• [EXERCISE] Find how many lines of the records below contain the word "true" and write that number by itself.

• [STUDY MATERIAL]
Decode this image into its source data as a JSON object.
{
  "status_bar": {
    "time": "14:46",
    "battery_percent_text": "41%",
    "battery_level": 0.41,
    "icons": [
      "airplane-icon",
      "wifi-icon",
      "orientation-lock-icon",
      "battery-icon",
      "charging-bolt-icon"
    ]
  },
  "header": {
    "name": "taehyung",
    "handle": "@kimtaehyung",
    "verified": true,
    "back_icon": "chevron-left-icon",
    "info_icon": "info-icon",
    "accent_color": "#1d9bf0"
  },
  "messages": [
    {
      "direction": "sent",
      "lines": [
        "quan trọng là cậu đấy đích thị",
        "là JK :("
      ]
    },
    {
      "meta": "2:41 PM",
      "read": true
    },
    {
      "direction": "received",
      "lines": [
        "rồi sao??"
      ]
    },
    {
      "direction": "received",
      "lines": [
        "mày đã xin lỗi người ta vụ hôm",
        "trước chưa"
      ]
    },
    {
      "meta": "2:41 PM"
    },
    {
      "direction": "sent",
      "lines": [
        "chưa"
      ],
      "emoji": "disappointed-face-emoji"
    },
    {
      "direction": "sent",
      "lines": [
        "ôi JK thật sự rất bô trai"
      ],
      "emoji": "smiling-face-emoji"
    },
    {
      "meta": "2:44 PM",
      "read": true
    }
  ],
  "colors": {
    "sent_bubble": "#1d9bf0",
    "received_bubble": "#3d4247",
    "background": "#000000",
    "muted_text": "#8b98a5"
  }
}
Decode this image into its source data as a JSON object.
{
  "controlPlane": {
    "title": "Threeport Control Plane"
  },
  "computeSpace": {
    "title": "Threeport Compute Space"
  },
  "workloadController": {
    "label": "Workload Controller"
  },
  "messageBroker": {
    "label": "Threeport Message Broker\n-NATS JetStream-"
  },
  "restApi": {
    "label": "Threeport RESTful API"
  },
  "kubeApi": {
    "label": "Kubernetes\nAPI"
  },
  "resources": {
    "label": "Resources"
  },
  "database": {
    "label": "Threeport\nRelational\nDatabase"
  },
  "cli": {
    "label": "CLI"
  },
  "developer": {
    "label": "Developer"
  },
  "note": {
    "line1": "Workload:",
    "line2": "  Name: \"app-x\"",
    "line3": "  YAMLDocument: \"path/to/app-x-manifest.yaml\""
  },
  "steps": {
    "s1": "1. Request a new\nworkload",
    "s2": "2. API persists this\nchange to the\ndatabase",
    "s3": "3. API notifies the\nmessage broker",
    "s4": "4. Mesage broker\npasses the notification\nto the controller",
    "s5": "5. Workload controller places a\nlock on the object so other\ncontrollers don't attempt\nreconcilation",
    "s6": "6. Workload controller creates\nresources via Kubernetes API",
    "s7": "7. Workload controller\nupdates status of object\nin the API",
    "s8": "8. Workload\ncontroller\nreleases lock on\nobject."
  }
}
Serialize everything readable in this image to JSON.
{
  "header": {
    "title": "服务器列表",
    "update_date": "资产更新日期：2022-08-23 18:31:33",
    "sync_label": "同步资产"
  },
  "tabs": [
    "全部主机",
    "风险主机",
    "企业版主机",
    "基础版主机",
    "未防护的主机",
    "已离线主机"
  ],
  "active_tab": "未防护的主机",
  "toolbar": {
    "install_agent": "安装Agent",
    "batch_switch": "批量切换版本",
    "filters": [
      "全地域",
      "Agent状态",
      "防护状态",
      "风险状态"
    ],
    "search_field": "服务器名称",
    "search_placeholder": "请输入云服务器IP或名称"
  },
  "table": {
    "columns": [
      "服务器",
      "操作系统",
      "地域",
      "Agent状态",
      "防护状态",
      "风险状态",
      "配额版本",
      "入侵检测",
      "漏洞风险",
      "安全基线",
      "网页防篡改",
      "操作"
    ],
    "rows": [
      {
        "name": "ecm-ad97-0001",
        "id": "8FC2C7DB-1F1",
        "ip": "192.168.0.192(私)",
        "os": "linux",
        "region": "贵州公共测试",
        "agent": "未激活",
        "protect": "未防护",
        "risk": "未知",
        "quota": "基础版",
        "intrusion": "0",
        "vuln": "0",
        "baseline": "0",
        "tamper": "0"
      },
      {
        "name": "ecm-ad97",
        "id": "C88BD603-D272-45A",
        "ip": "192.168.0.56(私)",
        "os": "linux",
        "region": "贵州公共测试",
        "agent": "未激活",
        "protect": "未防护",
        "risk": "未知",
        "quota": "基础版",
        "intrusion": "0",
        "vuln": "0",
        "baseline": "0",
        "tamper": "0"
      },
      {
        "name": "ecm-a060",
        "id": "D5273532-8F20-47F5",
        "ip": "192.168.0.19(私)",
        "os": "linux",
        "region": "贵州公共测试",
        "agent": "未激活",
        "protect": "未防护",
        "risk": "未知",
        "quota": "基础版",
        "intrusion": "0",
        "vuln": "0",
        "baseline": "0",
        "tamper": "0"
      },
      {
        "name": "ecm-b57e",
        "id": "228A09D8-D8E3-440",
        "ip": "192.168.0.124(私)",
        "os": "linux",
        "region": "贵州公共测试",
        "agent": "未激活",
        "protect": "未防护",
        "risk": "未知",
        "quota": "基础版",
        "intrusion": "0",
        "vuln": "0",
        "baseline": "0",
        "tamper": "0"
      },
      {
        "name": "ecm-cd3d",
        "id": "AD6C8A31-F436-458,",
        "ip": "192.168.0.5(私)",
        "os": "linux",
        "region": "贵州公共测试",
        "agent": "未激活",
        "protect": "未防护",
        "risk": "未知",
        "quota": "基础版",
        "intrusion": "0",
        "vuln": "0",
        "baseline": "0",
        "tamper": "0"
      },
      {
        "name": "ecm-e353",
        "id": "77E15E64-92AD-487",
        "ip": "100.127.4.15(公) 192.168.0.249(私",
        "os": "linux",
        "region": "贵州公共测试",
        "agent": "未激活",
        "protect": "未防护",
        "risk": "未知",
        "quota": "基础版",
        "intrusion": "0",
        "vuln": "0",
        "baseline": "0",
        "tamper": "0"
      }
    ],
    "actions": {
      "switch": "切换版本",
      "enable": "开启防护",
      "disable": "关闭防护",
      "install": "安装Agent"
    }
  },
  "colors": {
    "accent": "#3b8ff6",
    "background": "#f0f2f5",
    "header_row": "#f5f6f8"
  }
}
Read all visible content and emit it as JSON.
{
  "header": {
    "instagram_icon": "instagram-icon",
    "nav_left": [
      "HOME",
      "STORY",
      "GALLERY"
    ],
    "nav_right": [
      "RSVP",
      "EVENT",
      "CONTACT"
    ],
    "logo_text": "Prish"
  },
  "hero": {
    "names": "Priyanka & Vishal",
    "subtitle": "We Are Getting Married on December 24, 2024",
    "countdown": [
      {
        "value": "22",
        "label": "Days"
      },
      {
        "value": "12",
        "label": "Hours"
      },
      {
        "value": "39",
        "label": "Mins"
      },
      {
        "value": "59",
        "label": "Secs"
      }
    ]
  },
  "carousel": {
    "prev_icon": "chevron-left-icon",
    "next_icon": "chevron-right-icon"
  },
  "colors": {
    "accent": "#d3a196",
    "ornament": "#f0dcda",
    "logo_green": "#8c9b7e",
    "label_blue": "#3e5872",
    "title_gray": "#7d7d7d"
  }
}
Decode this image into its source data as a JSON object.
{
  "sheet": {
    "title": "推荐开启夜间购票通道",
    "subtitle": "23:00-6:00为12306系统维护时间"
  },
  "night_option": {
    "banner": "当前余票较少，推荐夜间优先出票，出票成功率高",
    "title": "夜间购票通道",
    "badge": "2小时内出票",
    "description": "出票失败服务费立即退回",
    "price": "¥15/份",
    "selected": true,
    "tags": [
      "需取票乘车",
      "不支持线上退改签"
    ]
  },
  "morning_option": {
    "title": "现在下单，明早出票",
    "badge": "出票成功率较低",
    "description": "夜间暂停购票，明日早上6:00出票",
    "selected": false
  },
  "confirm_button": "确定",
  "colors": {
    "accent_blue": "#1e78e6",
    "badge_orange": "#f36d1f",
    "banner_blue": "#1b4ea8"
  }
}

• [ANSWER TO THIS TASK] 4